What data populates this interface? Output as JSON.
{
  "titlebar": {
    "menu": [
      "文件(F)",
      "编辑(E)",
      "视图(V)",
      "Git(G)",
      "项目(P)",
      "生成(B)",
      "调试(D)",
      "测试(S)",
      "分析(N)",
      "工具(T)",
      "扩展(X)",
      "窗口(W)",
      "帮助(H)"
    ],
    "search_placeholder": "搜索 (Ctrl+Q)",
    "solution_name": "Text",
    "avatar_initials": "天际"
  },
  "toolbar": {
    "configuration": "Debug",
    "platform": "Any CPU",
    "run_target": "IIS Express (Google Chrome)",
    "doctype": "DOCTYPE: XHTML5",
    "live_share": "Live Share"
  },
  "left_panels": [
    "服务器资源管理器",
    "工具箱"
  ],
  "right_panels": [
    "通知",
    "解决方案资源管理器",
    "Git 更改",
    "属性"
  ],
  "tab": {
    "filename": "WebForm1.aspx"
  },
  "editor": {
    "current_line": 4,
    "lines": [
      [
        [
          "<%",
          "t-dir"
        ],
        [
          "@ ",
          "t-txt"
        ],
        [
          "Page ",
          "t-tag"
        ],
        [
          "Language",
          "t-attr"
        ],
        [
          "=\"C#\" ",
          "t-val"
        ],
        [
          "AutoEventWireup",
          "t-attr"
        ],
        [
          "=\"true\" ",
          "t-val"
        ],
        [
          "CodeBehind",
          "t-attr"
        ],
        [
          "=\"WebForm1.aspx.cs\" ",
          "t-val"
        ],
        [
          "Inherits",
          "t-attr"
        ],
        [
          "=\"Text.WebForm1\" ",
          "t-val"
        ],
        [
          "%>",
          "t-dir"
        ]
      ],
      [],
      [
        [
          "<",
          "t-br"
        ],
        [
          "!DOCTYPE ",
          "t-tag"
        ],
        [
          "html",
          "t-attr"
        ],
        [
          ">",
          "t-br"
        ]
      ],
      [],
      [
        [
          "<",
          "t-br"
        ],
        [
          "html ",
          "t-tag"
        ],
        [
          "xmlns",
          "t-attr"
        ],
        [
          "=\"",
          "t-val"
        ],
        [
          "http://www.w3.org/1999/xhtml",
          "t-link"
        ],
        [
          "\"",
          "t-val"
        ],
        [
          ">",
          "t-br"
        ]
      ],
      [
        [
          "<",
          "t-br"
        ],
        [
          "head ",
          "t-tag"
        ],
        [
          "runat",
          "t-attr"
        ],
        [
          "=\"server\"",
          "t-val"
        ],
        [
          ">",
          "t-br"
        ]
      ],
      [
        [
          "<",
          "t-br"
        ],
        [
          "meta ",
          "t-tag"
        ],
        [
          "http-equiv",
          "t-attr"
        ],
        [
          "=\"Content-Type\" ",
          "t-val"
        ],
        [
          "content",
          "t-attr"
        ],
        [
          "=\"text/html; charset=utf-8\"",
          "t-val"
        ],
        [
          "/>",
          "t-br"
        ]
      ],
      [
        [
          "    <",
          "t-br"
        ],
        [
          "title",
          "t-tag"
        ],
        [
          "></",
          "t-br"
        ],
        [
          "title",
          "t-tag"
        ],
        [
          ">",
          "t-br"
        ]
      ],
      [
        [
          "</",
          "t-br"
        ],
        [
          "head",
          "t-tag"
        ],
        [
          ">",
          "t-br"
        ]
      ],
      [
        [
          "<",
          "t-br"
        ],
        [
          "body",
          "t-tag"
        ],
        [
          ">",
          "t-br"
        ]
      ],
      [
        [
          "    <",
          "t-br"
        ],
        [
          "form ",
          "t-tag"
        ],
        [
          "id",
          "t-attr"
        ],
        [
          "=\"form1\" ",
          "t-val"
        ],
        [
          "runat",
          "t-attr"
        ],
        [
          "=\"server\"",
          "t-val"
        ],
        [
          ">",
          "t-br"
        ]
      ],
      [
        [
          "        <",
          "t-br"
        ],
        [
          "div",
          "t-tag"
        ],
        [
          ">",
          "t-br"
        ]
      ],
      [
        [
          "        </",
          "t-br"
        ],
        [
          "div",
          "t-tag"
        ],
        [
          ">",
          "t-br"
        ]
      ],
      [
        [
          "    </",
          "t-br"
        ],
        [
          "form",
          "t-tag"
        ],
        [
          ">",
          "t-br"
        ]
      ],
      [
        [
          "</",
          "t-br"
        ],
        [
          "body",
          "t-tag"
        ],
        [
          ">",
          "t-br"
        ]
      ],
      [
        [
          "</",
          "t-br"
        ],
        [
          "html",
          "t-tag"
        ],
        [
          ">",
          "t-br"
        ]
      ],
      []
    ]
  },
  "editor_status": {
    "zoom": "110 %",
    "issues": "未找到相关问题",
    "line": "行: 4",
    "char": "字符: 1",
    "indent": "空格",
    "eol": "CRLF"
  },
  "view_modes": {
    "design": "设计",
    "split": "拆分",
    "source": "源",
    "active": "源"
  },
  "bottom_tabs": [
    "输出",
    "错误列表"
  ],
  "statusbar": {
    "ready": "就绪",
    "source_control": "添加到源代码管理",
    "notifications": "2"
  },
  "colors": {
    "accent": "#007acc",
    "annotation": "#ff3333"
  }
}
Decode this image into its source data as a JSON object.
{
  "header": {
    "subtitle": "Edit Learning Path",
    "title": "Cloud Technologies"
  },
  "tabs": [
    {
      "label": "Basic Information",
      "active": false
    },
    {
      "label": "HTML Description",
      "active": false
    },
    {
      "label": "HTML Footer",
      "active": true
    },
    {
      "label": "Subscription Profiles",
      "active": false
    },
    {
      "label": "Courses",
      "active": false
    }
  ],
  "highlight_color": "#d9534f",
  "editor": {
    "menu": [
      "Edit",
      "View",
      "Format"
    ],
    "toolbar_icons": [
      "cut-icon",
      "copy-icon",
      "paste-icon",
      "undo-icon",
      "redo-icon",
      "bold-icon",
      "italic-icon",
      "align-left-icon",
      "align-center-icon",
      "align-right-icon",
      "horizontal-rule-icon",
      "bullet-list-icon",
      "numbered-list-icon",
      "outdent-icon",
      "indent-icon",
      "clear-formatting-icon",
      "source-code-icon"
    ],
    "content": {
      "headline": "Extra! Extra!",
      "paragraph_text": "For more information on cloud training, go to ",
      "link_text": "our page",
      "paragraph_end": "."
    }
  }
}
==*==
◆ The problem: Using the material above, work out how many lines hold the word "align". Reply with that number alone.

◆ Final answer: 3